Ask any teacher – or career counsellor, for that matter. Transferable skills are one of the keys to success in both work and life in general. While there are scads of professionals from mechanics to doctors who learn and practice very specific areas of their craft, there are an equal number of us who ably take what we’ve learned in another part of our life and apply it with success to the here and now.
Intentionally or not, the crew at Land Rover seems to understand this concept. The company offers a variety of programs to both their customers and employees in which skills learned while wheeling one of their off-road rigs can be deployed in other areas of life.
Their tremendous Trēk dealer education program, which we wrote about recently, plunks employees from all stripes – sales, parts, and service – into team-building situations where skills are developed ranging from product knowledge to wilderness navigation (to say nothing about hand-winching a 2.5 ton SUV backwards up a hill).
On the customer side, their Land Rover Experience centres give everyday drivers the opportunity to build their driving skills and find out the gumption of which their Land Rover is truly capable.
Off-Road Experience & Driving School
Land Rover knows it can be tough to explore the limits of a vehicle, especially when it’s one with the vast capabilities of a Defender or Discovery (or, really, anything from the Land Rover catalog). These programs seek to provide owners with the chance to gain additional confidence in their driving skills and experience the truck’s capability with steep inclines, descents, side-slopes, and water crossings.
You can bet the skills learned here are transferred directly to one’s frontal cortex the first time a person loses traction on a wintery Canadian highway while travelling to an early morning hockey practice.
Good car control manifests itself in a multitude of ways, and you can bet having the confidence to finesse control back into the wheel can have its roots in learning the finer points of precision wheel placement on an off-road course. If a driver is confident in the latter, there is an argument to be made that they stand a far better chance of catching a sudden sideways slide on a rural road.

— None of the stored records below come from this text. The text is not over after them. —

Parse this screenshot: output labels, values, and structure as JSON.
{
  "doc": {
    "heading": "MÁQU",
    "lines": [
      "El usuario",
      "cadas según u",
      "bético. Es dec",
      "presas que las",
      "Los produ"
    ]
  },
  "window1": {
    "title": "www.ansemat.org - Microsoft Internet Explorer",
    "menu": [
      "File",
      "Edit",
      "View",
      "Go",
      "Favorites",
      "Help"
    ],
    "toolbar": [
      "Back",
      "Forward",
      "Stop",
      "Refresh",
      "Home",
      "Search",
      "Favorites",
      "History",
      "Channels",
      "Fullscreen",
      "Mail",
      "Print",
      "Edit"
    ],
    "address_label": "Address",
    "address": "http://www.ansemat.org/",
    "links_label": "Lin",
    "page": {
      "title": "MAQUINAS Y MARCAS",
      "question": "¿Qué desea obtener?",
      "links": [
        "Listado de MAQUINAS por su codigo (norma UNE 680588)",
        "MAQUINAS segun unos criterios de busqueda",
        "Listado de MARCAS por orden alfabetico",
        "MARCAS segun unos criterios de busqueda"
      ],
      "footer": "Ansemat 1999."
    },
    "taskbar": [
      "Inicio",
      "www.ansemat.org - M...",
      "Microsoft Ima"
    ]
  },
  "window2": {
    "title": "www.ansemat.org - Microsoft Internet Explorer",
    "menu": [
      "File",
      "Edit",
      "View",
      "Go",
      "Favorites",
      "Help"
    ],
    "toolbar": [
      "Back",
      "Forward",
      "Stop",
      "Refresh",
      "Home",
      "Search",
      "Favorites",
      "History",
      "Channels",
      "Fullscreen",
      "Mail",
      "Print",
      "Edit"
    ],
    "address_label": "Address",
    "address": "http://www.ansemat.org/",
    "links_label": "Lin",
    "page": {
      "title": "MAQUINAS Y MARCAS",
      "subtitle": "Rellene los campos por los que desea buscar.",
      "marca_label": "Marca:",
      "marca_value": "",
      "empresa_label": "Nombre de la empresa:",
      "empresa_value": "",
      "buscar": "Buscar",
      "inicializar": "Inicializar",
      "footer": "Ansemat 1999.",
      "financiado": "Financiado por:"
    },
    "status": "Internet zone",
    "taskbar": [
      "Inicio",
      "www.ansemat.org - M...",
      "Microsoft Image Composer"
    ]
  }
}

Your author also thinks that realizing the extent of one’s own capabilities can have an effect on those around you as well. It’s certainly possible that those youngsters in the back, or your significant other in the passenger seat, are more likely to improve their own driving skills (or at least take an interest in the same) should someone else in the family sink time and effort into building their own set of skills behind the wheel. This is not to say we should pass ourselves off as experts to those who don’t know any better, since that approach can be fraught with problems and there’s a decent chance you’ll run out of talent halfway through a lesson. That’s why the Land Rover Experience Centres employ qualified instructors to sit by your side and dole out advice like Mr. Miyagi in the Karate Kid movies.
Land Rover Trēk
But dealership employees who find themselves on a Trēk event will find themselves with those types of transferable skills – plus a yaffle more. The program is designed to put three-person teams in a variety of situations ranging from off-roading to towing to mental puzzle challenges. Learning how to correctly slide an aluminum flat-deck trailer backwards through a series of cones will come in handy the first time you need to set up camp in your new RV with the entire campground watching your every move of the steering wheel. And if some of these new skills are taught to other Land Rover employees after Trēk participants return back to the dealership, so much the better.
Heck, even the proper disassembly of a single-person tent is part of the deal. Anyone who comes away from Trēk saying they didn’t learn something is either telling falsehoods or slept through the whole thing.
Not that there’s much chance of the latter, mind you. Between a two-kilometre hike requiring the proper use of a handheld GPS unit to assembling a bridge sturdy enough on which to drive an SUV, Trēk keeps its participants hopping during the 6ish hours competitors out on the trail.
If, at some point in the future, one finds themselves in an off-road pickle requiring extraction with a winch, the person who attended Trēk is likely to know the proper (and safe) way to use the thing. Same goes for properly using the myriad of useful driving modes buried in a Land Rover’s infotainment system.
Learning from Others
Speaking of, if you’re looking for a bridge between the transfer of skills learned by dealer personnel at Trēk and the Land Rover customer base, the whys and wherefores of those driving modes is a prime example. It’s one thing for a sales rep to simply spin a dial and show snazzy animations on the SUV’s infotainment screen; it’s quite something else entirely for that same rep to have experienced the difference between Mud and Rock modes, then transfer that knowledge to their customer – if not in a live demonstration then at least through a re-tale of what they learned at Trēk.
This is surely one of the great payoffs for Land Rover when trying to justify the Trēk and like-minded programs. An enthusiastic and knowledgeable customer base is far more apt to sing the praises of a brand than owners who simply see their vehicles as little more than a transportation appliance.
By engaging their dealer and customer base at this level, Land Rover stands a better chance than other automakers at converting people into ambassadors rather than simple owners. Traditional marketing will not accomplish that feat nearly as effectively.
Do events like the Land Rover Experience and Trēk help participants develop a set of transferable skills they can use elsewhere? Absolutely. But more critical for the brand, those folks are like also likely to transfer (or at least speak of) their newfound skills to other people as well.